Chlamydia, Chlamydophila pecorum, Phascolarctos cinereus, animal pathology, antigens, chlamydiosis, cytoplasm, epidemiology, epididymis, epithelial cells, hospitals, immunohistochemistry, inflammation, males, quantitative polymerase chain reaction, sexual maturity, urethra, Queensland
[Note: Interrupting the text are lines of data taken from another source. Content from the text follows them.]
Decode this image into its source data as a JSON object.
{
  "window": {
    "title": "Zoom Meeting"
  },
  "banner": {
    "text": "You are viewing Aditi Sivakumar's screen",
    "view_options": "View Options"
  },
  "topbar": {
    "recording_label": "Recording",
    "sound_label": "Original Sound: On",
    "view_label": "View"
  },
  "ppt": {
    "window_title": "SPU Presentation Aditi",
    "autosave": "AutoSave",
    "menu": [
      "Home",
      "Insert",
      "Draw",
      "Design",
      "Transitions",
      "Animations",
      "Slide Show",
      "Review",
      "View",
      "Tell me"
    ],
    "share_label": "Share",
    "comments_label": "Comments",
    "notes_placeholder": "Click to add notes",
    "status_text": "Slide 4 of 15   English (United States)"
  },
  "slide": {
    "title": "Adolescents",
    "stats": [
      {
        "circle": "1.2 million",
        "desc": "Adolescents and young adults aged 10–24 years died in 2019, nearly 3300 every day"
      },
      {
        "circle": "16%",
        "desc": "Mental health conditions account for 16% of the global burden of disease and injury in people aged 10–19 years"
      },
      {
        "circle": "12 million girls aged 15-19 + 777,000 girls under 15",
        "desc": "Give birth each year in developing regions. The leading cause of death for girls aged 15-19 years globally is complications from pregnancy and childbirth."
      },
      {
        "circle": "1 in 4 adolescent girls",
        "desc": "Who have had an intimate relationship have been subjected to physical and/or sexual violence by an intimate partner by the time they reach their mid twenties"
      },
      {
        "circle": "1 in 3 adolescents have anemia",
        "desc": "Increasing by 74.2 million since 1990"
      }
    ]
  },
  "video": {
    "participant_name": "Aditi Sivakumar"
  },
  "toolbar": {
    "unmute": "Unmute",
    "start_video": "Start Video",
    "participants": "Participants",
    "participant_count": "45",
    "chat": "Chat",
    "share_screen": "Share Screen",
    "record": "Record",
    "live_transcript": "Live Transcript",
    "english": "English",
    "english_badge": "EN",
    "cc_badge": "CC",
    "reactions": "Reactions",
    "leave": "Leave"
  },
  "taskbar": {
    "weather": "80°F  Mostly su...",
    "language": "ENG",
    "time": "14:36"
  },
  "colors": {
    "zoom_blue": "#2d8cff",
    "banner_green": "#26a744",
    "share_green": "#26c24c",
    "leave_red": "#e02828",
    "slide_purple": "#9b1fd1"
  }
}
Chlamydiosis is the most documented and serious disease of koalas, characterized by ocular, urinary, and reproductive lesions. Since little attention has been paid to the pathological effects of this infection in the male reproductive system, we aimed to determine the incidence and severity of reproductive pathology associated with chlamydial infection in male koalas submitted to koala hospitals in southeast Queensland. The entire reproductive tract from 62 sexually mature male koalas not suitable for rehabilitation was evaluated and 677 tissue samples were collected for histology, immunohistochemistry (IHC), and real-time polymerase chain reaction (qPCR). Lymphoplasmacytic inflammation was observed in 178 of 677 (26.3%) tissue samples from the upper and lower reproductive tract, mainly in the prostatic, penile, and membranous urethra. IHC was positive for the chlamydial antigen in 19 of 451 normal samples (4.2%) and 46 of 178 samples with inflammation (25.8%), located within the cytoplasm of epithelial cells of the epididymis, vas deferens, prostate, bulbourethral glands, and the prostatic membranous and penile urethra. Chlamydia pecorum was detected via qPCR in 319 of 451 normal samples (70.7%) and 159 of 178 samples with inflammation (89.3%), with the highest incidence in the penile urethra, prostate, membranous urethra, and bulbourethral glands. This study suggests that Chlamydia infection in the male reproductive tract is more widespread than originally thought. Furthermore, the male reproductive tract might be a reservoir for persistent chlamydial infections in koalas, with important implications for prophylactic strategies and epidemiology.